(Requirement): Without changing anything, set down every line shown below.

---------- Given entries

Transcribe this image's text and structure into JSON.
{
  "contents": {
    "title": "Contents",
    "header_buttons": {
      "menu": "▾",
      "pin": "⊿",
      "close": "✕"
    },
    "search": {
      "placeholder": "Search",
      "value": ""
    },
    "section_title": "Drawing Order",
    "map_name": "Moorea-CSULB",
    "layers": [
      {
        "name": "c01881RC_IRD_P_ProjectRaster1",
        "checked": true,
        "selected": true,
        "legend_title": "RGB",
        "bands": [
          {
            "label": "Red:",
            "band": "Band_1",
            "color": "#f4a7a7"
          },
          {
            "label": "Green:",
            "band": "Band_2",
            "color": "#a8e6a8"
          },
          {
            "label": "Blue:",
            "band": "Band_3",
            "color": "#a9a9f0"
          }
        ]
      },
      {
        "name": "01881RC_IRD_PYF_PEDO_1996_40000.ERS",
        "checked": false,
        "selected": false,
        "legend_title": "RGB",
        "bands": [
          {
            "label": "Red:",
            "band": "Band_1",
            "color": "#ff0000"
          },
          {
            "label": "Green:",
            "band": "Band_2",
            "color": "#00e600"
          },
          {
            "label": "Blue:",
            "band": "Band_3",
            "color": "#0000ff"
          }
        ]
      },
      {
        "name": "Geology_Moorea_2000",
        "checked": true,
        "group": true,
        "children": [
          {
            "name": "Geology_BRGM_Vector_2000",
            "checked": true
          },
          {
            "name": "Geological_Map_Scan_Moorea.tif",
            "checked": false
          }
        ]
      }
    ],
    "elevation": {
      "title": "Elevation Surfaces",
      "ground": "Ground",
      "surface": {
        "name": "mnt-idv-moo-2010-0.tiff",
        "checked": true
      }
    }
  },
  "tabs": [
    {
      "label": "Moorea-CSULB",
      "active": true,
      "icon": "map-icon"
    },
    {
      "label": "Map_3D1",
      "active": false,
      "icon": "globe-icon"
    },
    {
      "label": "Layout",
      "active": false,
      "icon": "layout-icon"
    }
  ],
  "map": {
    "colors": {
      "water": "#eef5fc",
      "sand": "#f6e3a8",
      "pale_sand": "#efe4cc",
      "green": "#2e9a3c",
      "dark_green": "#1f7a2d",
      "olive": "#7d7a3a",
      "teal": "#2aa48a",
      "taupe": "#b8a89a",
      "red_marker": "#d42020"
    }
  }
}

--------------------

(Response):
Transcribe this image's text and structure into JSON.
{
  "contents": {
    "title": "Contents",
    "header_buttons": {
      "menu": "▾",
      "pin": "⊿",
      "close": "✕"
    },
    "search": {
      "placeholder": "Search",
      "value": ""
    },
    "section_title": "Drawing Order",
    "map_name": "Moorea-CSULB",
    "layers": [
      {
        "name": "c01881RC_IRD_P_ProjectRaster1",
        "checked": true,
        "selected": true,
        "legend_title": "RGB",
        "bands": [
          {
            "label": "Red:",
            "band": "Band_1",
            "color": "#f4a7a7"
          },
          {
            "label": "Green:",
            "band": "Band_2",
            "color": "#a8e6a8"
          },
          {
            "label": "Blue:",
            "band": "Band_3",
            "color": "#a9a9f0"
          }
        ]
      },
      {
        "name": "01881RC_IRD_PYF_PEDO_1996_40000.ERS",
        "checked": false,
        "selected": false,
        "legend_title": "RGB",
        "bands": [
          {
            "label": "Red:",
            "band": "Band_1",
            "color": "#ff0000"
          },
          {
            "label": "Green:",
            "band": "Band_2",
            "color": "#00e600"
          },
          {
            "label": "Blue:",
            "band": "Band_3",
            "color": "#0000ff"
          }
        ]
      },
      {
        "name": "Geology_Moorea_2000",
        "checked": true,
        "group": true,
        "children": [
          {
            "name": "Geology_BRGM_Vector_2000",
            "checked": true
          },
          {
            "name": "Geological_Map_Scan_Moorea.tif",
            "checked": false
          }
        ]
      }
    ],
    "elevation": {
      "title": "Elevation Surfaces",
      "ground": "Ground",
      "surface": {
        "name": "mnt-idv-moo-2010-0.tiff",
        "checked": true
      }
    }
  },
  "tabs": [
    {
      "label": "Moorea-CSULB",
      "active": true,
      "icon": "map-icon"
    },
    {
      "label": "Map_3D1",
      "active": false,
      "icon": "globe-icon"
    },
    {
      "label": "Layout",
      "active": false,
      "icon": "layout-icon"
    }
  ],
  "map": {
    "colors": {
      "water": "#eef5fc",
      "sand": "#f6e3a8",
      "pale_sand": "#efe4cc",
      "green": "#2e9a3c",
      "dark_green": "#1f7a2d",
      "olive": "#7d7a3a",
      "teal": "#2aa48a",
      "taupe": "#b8a89a",
      "red_marker": "#d42020"
    }
  }
}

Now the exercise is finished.